======== SUPPLIED RECORDS

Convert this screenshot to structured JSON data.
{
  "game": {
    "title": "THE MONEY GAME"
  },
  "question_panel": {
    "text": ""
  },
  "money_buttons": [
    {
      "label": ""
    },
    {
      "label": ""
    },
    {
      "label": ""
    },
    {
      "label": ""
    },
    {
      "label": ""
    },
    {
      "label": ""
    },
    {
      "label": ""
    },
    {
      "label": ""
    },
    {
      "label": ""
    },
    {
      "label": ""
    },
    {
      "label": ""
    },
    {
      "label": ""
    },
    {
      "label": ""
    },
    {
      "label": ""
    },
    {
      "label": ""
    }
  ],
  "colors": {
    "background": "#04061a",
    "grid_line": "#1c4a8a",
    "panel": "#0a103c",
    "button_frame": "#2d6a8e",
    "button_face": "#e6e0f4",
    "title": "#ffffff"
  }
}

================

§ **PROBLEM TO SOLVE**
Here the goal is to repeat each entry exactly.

§ **SOLUTION TO THIS TASK**
Convert this screenshot to structured JSON data.
{
  "game": {
    "title": "THE MONEY GAME"
  },
  "question_panel": {
    "text": ""
  },
  "money_buttons": [
    {
      "label": ""
    },
    {
      "label": ""
    },
    {
      "label": ""
    },
    {
      "label": ""
    },
    {
      "label": ""
    },
    {
      "label": ""
    },
    {
      "label": ""
    },
    {
      "label": ""
    },
    {
      "label": ""
    },
    {
      "label": ""
    },
    {
      "label": ""
    },
    {
      "label": ""
    },
    {
      "label": ""
    },
    {
      "label": ""
    },
    {
      "label": ""
    }
  ],
  "colors": {
    "background": "#04061a",
    "grid_line": "#1c4a8a",
    "panel": "#0a103c",
    "button_frame": "#2d6a8e",
    "button_face": "#e6e0f4",
    "title": "#ffffff"
  }
}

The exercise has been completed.